Equal Opportunity and Professional Conduct


Professional conduct - It's not optional

Behaving professionally and appropiately in the workplace is not optional. Some types of conduct are unlawful a breach of hospital policy. There are several sources guiding us about our behaviour.

BHS Policies (only avaliable on the hospital intranet)


Do you need to talk to Someone

If you believe you are experiencing an Equal Employment Opportunity issue or a problem with another staff member's conduct it is important that you try and resolve the issue as soon as possible.

In general, it is usual for a staff member to approach their manager in the first instance to discuss problems they are having at work. You may also wish to contact the Human Resources Department and speak to your designated Human Resources Consultant, or another appropriate Human Resources staff member.

To help resolve your issue, it is helpful to ask yourself what outcome you are looking for. For example, do you simply want to find out what your options are for managing your issue yourself? Do you want a third party to help you to discuss the issue with the other person involved? Do you want to make a formal complaint?

It is a good idea to keep a record of incidents - you may wish to use the Conduct Record template provided here.

What is Workplace Bullying?

"...Bullying is repeated, unreasonable behaviour directed towards a worker or group of workers that creates a risk to health and safety. Bullying can occur wherever people work together. Whether it is intended or not, bullying is an OH&S hazard..." (WorkSafe)

Workplace bullying can be:

Intended: where actions are intended to humiliate, offend, intimidate or distress, whether or not the behaviour did in fact have that effect.
Unintended: which although not intended to humiliate, offend, intimidate or distress, did cause and should reasonably have been expected to cause that effect.


Types of Bullying Behaviour

Bullying can happen in many different ways, for example face-to-face, over the telephone, online (eg. via social networking forums), via email or during daily work activities.
    Examples of Direct and Indirect Bullying.

    The impact of bullying can cross a wide spectrum from minor annoyance through to serious effects on an individual's health and wellbeing. 

    Each individual will react differently to bullying and in response to particular circumstances.

    What is NOT Bullying?•Examples of Situations

What is Discrimination? 

Under federal and state legislation, unlawful discrimination occurs when someone, or a group of people, is treated less favourably than another person or group because of a protected attribute specified under anti-discrimination or human rights legislation.
Discrimination can occur in recruitment and selection, terms conditions and benefits offered, provision of training, transfer and promotion, retrenchment or dismissal.
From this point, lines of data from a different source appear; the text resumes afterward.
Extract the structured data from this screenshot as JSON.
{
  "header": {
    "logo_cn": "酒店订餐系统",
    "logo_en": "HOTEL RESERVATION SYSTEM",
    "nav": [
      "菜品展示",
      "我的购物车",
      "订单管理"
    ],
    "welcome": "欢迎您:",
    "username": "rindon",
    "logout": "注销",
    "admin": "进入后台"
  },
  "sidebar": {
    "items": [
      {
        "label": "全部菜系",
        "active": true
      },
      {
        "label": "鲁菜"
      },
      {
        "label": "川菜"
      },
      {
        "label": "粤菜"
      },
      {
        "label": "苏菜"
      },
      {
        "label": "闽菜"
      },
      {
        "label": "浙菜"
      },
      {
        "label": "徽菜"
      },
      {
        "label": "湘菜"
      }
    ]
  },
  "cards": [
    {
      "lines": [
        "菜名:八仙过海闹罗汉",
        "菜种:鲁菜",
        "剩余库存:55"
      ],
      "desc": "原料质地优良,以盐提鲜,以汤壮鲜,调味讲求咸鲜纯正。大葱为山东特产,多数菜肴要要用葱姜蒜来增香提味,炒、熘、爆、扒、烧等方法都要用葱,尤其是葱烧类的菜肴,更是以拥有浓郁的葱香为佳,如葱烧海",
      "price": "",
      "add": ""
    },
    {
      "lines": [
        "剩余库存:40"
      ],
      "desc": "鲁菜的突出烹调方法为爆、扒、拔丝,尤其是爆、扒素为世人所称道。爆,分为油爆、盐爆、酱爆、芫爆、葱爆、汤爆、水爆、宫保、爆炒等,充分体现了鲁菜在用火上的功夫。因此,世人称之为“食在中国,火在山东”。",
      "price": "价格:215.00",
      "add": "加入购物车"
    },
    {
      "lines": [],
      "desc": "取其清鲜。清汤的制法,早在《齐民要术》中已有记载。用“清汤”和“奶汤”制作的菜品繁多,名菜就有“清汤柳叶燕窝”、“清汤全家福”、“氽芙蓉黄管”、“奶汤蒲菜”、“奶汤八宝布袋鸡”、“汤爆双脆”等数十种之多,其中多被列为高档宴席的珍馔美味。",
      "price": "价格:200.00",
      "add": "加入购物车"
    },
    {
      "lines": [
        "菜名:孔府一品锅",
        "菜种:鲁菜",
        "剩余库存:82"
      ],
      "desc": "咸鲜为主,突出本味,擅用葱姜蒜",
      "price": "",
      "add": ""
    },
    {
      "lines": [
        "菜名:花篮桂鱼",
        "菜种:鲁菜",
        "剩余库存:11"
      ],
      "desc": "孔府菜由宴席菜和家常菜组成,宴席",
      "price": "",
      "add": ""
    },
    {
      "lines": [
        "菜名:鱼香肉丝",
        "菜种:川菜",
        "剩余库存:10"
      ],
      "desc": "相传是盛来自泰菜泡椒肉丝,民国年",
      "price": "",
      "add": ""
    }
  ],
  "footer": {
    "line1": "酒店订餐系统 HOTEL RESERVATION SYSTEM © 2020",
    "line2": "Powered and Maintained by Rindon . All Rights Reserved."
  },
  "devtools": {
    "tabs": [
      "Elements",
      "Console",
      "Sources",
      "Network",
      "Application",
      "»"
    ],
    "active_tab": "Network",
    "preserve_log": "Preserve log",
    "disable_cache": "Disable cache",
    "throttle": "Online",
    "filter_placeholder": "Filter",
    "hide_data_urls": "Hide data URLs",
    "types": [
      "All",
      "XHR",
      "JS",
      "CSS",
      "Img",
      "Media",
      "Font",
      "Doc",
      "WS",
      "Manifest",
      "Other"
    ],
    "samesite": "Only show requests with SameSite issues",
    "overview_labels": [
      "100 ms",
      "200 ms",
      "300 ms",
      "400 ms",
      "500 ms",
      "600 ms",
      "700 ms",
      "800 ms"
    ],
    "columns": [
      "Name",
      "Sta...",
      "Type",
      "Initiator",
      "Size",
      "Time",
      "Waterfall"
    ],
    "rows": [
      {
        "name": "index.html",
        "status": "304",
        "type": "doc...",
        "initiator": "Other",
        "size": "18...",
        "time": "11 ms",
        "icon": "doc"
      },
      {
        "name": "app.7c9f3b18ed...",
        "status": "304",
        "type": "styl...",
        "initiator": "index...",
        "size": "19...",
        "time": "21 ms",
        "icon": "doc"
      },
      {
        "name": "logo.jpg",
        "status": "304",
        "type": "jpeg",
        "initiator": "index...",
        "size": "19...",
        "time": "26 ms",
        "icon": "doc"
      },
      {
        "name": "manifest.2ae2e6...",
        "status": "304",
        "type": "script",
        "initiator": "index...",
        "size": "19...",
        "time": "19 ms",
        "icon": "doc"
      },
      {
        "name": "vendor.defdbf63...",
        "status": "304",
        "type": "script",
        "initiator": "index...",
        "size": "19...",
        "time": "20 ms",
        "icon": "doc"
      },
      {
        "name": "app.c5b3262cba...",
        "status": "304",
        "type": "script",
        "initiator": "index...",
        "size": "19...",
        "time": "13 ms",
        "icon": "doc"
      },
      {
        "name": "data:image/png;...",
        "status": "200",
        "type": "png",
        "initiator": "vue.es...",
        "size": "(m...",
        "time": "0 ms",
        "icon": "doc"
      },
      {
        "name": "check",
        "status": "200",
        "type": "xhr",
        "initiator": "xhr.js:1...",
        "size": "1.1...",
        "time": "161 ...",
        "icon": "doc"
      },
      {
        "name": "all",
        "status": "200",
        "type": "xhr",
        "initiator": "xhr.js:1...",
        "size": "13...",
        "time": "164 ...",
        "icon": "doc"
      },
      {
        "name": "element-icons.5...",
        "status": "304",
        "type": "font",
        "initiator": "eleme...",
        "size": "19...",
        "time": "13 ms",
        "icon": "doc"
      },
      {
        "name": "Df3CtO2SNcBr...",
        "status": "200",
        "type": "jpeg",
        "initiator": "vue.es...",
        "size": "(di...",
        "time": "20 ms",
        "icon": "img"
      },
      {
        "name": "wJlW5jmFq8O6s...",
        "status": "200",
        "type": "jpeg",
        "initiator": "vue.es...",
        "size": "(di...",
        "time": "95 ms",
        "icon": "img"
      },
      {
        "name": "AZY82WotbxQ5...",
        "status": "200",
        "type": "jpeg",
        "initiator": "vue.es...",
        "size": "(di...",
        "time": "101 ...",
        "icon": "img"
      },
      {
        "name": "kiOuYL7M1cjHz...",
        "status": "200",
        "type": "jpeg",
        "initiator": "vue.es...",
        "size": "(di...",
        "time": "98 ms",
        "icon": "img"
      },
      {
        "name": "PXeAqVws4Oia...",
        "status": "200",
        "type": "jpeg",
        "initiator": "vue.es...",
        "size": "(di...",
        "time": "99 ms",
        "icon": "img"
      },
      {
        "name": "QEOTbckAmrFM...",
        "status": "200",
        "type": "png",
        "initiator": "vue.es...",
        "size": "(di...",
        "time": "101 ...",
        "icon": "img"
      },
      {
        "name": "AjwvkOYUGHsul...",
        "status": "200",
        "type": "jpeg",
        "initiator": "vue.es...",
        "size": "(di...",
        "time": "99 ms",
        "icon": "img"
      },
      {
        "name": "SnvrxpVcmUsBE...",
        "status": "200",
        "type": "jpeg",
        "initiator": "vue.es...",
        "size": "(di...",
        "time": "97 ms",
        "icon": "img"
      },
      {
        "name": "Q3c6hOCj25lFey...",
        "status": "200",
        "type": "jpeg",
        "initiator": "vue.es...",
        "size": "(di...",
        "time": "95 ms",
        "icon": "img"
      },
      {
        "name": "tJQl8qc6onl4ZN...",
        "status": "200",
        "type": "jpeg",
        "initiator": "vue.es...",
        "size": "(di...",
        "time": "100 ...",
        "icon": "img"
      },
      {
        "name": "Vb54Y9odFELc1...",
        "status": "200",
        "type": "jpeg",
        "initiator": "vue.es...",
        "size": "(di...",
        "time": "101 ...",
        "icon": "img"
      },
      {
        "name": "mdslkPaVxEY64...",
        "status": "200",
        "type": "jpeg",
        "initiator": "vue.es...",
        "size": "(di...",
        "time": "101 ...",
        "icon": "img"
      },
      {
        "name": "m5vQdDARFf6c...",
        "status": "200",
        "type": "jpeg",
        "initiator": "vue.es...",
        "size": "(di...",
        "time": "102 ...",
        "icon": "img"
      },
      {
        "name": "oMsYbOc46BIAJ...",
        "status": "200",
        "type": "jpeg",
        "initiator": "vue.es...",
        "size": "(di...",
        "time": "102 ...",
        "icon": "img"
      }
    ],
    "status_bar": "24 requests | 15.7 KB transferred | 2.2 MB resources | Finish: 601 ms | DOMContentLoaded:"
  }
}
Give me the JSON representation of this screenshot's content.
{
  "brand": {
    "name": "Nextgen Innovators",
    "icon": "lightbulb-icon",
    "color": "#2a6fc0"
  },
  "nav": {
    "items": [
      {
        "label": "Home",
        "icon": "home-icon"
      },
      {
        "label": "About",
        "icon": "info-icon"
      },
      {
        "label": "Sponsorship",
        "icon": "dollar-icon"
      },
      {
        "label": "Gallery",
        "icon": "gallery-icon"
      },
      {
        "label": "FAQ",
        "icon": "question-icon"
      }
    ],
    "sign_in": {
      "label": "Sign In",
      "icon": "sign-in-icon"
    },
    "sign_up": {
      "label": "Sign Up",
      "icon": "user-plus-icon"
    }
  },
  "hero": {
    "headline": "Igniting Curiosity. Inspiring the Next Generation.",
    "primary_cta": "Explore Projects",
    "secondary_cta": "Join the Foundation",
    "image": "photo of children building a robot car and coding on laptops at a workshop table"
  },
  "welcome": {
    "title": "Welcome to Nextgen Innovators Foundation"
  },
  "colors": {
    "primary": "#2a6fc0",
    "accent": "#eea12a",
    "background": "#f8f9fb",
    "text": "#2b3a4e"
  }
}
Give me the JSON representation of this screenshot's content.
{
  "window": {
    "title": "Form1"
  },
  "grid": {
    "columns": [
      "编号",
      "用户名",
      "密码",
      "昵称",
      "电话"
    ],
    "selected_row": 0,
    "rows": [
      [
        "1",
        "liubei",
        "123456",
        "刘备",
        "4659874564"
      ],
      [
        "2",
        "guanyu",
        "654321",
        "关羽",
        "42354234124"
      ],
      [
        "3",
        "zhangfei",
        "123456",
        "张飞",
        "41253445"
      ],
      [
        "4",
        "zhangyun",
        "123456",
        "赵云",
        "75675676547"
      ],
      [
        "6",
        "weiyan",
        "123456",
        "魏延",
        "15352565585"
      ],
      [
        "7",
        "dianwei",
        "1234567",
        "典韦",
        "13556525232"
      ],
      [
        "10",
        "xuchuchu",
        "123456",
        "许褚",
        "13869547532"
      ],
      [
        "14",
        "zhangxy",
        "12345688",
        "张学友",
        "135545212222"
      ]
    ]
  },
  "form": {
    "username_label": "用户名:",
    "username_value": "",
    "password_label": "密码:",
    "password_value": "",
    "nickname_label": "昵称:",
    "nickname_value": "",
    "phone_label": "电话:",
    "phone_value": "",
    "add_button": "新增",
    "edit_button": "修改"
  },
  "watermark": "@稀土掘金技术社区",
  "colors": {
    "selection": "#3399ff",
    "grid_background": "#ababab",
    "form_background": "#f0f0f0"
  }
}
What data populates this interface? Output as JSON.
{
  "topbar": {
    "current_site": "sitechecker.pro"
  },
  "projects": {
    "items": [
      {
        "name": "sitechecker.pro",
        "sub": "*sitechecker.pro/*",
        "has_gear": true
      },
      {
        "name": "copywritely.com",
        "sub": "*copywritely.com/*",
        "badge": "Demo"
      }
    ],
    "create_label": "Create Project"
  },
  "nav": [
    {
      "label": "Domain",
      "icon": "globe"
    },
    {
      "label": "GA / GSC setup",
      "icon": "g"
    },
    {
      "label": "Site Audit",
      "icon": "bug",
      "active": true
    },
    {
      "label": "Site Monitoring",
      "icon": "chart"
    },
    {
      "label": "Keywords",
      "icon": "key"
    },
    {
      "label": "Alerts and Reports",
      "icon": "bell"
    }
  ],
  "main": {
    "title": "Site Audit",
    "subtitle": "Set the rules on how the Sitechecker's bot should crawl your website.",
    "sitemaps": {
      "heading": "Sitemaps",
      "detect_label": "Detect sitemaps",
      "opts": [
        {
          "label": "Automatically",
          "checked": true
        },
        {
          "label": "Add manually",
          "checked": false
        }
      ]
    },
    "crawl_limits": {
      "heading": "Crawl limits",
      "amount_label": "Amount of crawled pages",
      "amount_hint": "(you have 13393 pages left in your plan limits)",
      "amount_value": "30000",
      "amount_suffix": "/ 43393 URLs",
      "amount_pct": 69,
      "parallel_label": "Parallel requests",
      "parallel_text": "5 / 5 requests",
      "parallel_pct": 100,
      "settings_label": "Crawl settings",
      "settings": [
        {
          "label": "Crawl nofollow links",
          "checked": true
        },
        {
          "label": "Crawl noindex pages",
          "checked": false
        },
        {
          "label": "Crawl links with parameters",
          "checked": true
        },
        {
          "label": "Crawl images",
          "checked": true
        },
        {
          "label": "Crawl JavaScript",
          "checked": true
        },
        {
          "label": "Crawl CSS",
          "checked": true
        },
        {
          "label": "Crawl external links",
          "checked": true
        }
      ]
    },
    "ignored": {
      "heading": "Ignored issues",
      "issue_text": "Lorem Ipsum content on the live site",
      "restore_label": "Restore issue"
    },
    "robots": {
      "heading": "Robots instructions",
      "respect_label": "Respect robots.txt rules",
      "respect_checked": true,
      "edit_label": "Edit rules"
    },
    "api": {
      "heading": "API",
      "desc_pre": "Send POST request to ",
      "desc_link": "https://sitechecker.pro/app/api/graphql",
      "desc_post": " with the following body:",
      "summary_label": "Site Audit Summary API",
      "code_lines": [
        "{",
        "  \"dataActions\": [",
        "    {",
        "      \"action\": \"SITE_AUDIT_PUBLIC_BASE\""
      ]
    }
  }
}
List of Protected Attributes / Personal Characteristics 

What is Harassment?

Unlawful harassment occurs when someone is made to feel intimidated, insulted or humiliated because of a protected attribute specified under anti-discrimination or human rights legislation.

Harassment can also be any form of behaviour that is not wanted, not asked for and not returned that is in breach of the BHS Workplace Conduct or EEO policies.

Sexual harassment is unlawful. Sexual harassment is an unwelcome sexual advance, unwelcome request for sexual favours or other unwelcome conduct of a sexual nature which a reasonable person could anticipate would possibly offend, humiliate or intimidate. Sexual harassment can be physical, verbal or written/visual. Staff and volunteers have same rights and responsibilities in relation to sexual harassment legislation.
Page Credits:  This information was provided by BHS Occupational Health and Safety. For additional information please refer to the BHS intranet site.